Meskel which means “cross”, is one of the major Ethiopian orthodox festivals which is celebrated on 27th September. Legend says that the cross upon which Christ was crucified in the year 326 by Queen Helena, mother of the first Roman Christian Emperor Constantine the Great. Unable to find the holy artifact, she set up long poles and set them on fire. Skyward raised the smoke and down it bent, touching the spot on the earth where the original cross was found buried.
The celebration of Meskel assures the presence of the True Cross at mount Gishen Mariam monastery and also commemorates the events carried out by Queen Helena.
Ethiopian Christmas, also called Genna celebrates on 7th January (8th January on leap year) to express the coming of the Lord to free mankind of its sins. It is celebrated seriously by the church service that goes on throughout the night, with people moving from one church to another.
Traditionally young men plays a game similar to hockey, called Genna, on this day, and now Christmas has also come to be known by that name.
Epiphany locally known as Timket is one of the most colorful holidays of Ethiopia. Timket is celebrated to honor of the day of Christ´s Baptism by St. Johns. On the on the 18th of January all Tabots (the replica of the Ark of the Covenant) are taken to pre arranged open areas where they would pass the night there. On the morrow, the same Tabots, would return back to their original destination. The entire two way journey is incredibly graceful and colorful. Throughout, the respective Tabots are accompanied by tens of thousands of merry followers singing religious songs, hymens, and ululations, splendid and unique ceremony of Ethiopians. The unadulterated biblical atmosphere and vivid local color of the Timket celebrations provided an ideal opportunity to observe the sacred ceremony of Ethiopians who magnificently interested the New Testament with the old whose root goes back to man´s very early years.

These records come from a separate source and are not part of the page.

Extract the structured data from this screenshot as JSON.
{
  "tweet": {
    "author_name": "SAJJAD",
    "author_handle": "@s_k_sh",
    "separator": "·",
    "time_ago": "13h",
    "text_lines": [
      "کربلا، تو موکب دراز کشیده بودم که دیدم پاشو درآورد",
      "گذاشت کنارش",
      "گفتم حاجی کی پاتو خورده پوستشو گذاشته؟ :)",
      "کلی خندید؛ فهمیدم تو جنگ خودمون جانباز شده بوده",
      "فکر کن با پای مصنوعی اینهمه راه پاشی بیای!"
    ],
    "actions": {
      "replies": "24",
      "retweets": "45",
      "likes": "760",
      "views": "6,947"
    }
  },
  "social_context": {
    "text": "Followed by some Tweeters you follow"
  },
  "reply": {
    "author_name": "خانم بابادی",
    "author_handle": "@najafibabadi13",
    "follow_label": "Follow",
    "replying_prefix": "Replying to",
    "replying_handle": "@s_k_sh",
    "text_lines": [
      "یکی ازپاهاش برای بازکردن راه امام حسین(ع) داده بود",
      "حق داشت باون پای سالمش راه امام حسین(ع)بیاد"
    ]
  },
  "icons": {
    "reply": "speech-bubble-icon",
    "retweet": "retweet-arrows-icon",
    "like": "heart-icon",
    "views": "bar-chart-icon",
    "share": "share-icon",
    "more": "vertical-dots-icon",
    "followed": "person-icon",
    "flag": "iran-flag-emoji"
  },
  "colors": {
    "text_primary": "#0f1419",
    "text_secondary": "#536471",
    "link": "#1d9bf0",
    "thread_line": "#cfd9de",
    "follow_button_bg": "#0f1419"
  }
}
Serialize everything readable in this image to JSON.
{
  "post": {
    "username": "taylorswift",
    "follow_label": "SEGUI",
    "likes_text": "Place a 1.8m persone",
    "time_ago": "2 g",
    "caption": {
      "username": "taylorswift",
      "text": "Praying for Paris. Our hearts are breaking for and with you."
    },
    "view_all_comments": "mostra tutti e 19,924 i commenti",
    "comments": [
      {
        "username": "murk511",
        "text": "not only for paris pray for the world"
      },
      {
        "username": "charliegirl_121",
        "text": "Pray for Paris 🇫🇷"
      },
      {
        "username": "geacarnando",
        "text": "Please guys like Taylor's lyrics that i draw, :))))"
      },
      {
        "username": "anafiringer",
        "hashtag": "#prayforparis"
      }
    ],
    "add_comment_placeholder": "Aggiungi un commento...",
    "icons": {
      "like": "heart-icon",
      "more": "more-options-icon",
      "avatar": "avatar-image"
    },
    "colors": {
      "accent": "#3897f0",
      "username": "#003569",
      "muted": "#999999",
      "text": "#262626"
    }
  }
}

Ethiopian Easter follows as a similar pattern as in other countries, although the celebrations almost always fall on a different set of dates. Siklet (Good Friday) commemorates the crucifixion of Jesus Christ, and devout believers spend it performing sigdet, which means to bow down in worship of God. The Saturday evening before Fasika celebrates Jesus resurrection from the dead, and the day of Fasika itself is the culmination of Lent – a 55 days fast from dairy and meat